With all this embarrassing coverage and blatant kowtowing to Max Markson's interests (which are not necessarily in line with his client's best interests – being elusive is not a good look for a girl who wants the public's sympathy), Woman's Day is going to need a serious PR campaign of its own to win back the respect of readers.

Yours truly,
Girl With a Satchel

GWAS: The Clippings Post

Favourite clippings lovingly gleaned from newspapers, supplements, local press and magazines...

Taking note of The Clippings Post submission requirements – more particularly the point that states "no 6000-word essays from The Monthly" – the political journal took it upon itself to make a submission this week.

"We are tickled by your bar on 6000-word essays from The Monthly for The Clipping Post section. However, we thought Girl With a Satchel might still be interested in a comparatively short 2900-word piece on what is Australian style by Clare Press."

Interest piqued! And any misconceptions that the title's staff is made up of a bunch of crotchety old curmudgeons who bore each other to death with political rhetoric and dad jokes is laid to rest. I'm a sucker for cheek. And equally tickled that the title's young editor, Ben Naparstek (who lifted the title's readership 45.2% last year) had the good sense to commission a piece by Press.
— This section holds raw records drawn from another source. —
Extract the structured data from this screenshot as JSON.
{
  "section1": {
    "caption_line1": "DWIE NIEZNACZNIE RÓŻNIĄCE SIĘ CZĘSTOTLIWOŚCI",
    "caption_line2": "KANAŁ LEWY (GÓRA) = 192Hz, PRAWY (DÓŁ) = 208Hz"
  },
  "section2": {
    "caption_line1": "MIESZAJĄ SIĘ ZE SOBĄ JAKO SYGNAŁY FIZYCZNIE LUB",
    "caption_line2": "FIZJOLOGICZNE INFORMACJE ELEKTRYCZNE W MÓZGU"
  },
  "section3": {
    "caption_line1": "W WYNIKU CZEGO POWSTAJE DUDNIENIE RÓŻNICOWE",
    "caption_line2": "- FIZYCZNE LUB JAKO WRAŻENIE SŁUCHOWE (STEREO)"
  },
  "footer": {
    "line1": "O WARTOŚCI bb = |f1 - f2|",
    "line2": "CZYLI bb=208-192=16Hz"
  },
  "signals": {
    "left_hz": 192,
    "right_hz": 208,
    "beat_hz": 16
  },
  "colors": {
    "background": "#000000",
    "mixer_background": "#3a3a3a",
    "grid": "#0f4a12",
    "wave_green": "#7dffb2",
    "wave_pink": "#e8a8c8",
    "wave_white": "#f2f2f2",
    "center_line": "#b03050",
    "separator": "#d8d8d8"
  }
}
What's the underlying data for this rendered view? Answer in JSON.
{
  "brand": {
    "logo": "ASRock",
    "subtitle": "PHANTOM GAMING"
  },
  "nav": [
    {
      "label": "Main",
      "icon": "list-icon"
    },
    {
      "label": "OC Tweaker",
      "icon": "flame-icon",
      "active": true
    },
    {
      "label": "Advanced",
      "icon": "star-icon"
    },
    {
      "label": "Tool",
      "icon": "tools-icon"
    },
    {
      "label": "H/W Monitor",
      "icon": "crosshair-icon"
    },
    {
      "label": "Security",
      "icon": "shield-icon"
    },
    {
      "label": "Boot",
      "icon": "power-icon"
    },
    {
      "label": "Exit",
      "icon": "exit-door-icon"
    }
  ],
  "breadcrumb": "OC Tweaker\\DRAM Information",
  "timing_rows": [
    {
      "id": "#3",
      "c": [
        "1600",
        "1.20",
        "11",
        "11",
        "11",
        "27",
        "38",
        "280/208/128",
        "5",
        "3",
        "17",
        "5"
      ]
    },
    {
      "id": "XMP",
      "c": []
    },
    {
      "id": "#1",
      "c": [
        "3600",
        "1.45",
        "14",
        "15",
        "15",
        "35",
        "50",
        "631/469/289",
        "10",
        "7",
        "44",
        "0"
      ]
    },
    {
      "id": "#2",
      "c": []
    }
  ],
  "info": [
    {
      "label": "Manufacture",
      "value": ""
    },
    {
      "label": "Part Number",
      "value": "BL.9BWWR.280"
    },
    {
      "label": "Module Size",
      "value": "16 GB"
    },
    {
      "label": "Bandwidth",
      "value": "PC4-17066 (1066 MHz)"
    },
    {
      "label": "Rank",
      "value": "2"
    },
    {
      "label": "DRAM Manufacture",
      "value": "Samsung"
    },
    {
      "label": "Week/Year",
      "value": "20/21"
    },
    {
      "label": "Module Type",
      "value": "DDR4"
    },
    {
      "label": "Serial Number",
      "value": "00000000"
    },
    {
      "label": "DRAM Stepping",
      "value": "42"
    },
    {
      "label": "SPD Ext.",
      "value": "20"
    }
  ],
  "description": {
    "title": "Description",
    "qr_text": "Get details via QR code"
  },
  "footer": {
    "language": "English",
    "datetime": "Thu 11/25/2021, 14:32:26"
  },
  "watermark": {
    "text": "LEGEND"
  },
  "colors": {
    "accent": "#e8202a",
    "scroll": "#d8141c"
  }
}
Those who lamented her departure from Vogue Australia, and have enjoyed her "Chictionary" musings on this here blog, will find Press in full, fashionable feature-writing form in "Blankett Slate", an essay investigating the essence - or lack thereof - of Australian style. Press' writing is the pinnacle of Australian fashion journalism – expertly and wittily crafted, but without being stuck up its own bum.
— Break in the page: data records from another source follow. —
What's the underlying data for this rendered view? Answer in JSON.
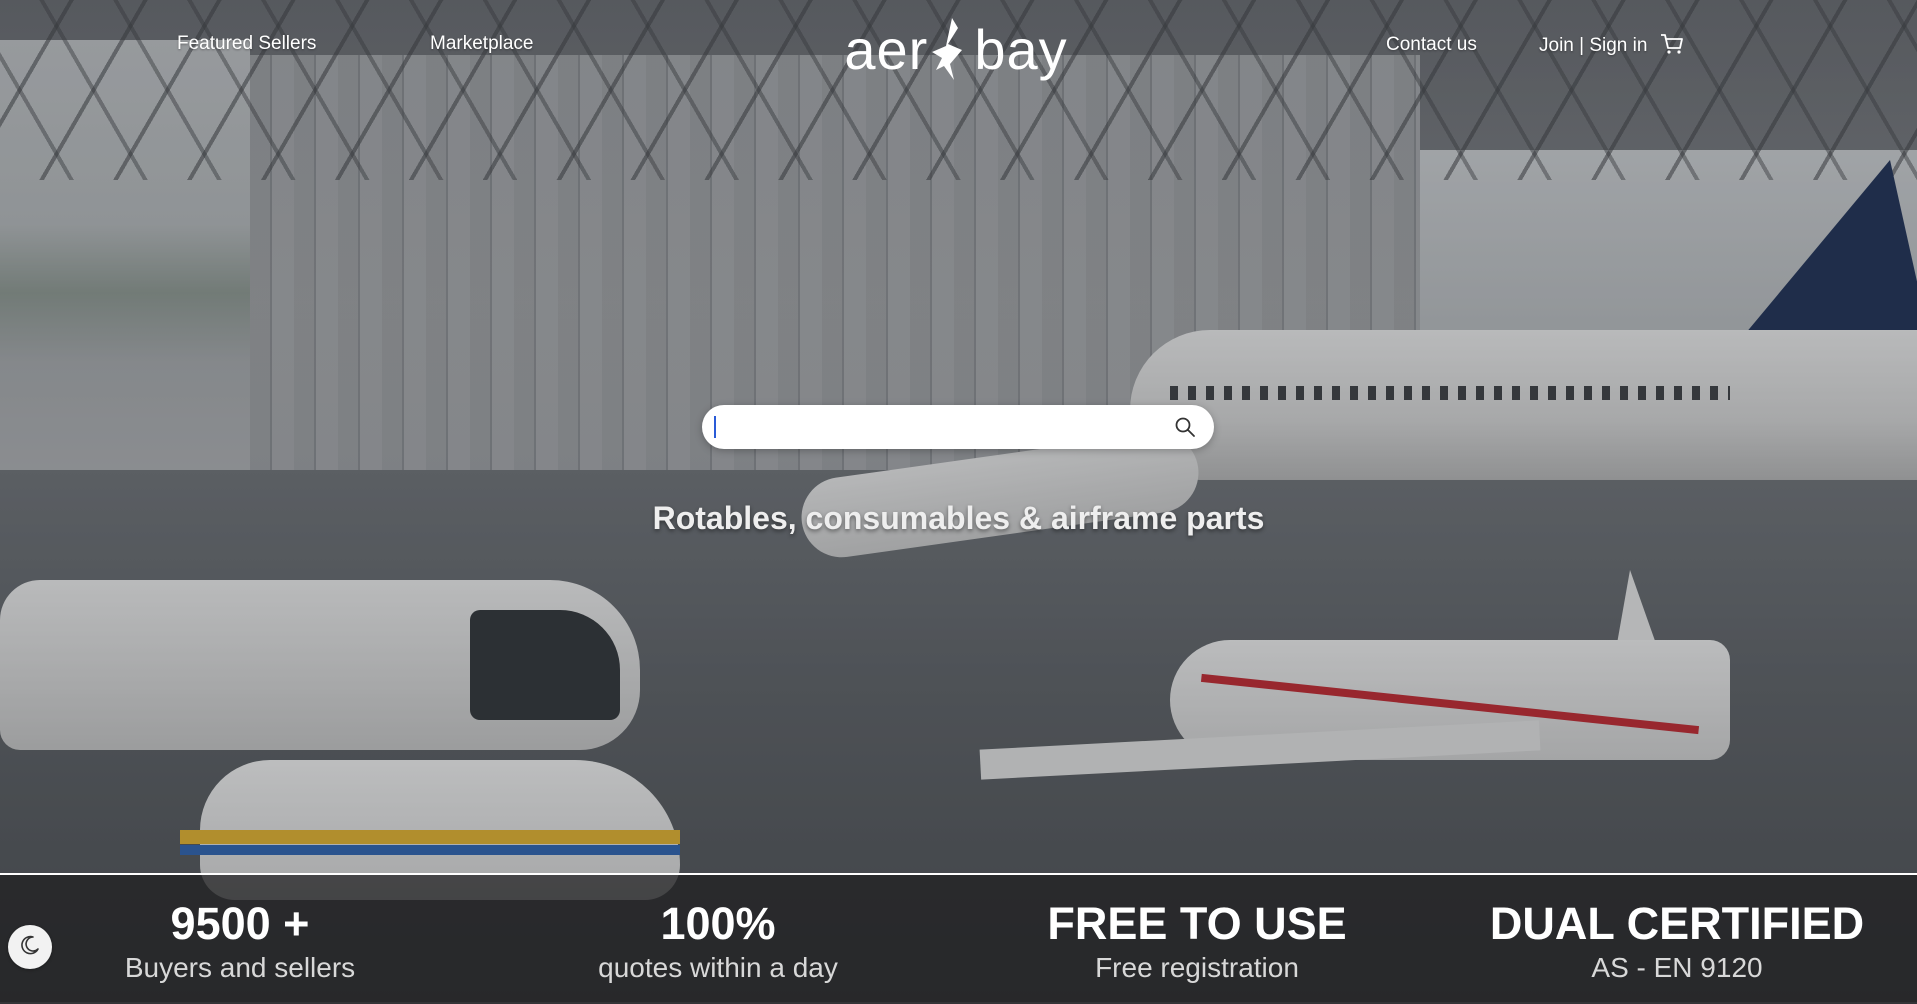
{
  "nav": {
    "featured_sellers": "Featured Sellers",
    "marketplace": "Marketplace",
    "contact_us": "Contact us",
    "join_sign_in": "Join | Sign in",
    "cart_icon": "cart-icon"
  },
  "logo": {
    "left": "aer",
    "right": "bay"
  },
  "search": {
    "value": "",
    "placeholder": "",
    "icon": "search-icon"
  },
  "hero": {
    "tagline": "Rotables, consumables & airframe parts"
  },
  "stats": [
    {
      "value": "9500 +",
      "label": "Buyers and sellers"
    },
    {
      "value": "100%",
      "label": "quotes within a day"
    },
    {
      "value": "FREE TO USE",
      "label": "Free registration"
    },
    {
      "value": "DUAL CERTIFIED",
      "label": "AS - EN 9120"
    }
  ],
  "theme_toggle": {
    "icon": "moon-icon"
  },
  "colors": {
    "text_primary": "#ffffff",
    "stats_bar_bg": "#1e1e20",
    "search_bg": "#ffffff",
    "caret": "#2a5bd7"
  }
}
While entertaining, it's not just a fluffy filler piece – description, anecdotes, observation, history, pop culture and media commentary all come into play as Press considers the impact of a little label called Romance Was Born, the influence of Balmain and relates a tête-à-tête with Jenny Kee.

At a time when Harper's BAZAAR has eschewed the long-form fashion essay in favour of shorter trend spiels and Vogue's essays are consistently more explorations of the female condition than how women interact with fashion, The Monthly is all the more appealing for women who like their fashion with some intellectual fortitude; those who are just as likely to be interested in Germaine Greer as Gucci.

I implore you to pick up a copy or read Press' piece online.

How to contribute to The Clippings Post:
1. Scan in your clipping (single page is preferable – no 6000-word essays from The Monthly: we don't want to fall asleep).
2. Email clipping in JPG or PDF format to satchelgirl@gmail.com.
3. Provide credits (publication, date, author/photographer/illustrator/stylist).
4. Explain why you enjoyed the column/story/page layout/illustration/image/styling.
5. Supply mailing address so you can be duly rewarded with a plump new book for your bedside table.
6. Stay tuned to see if your clipping made the cut.

Yours truly,
Girl With a Satchel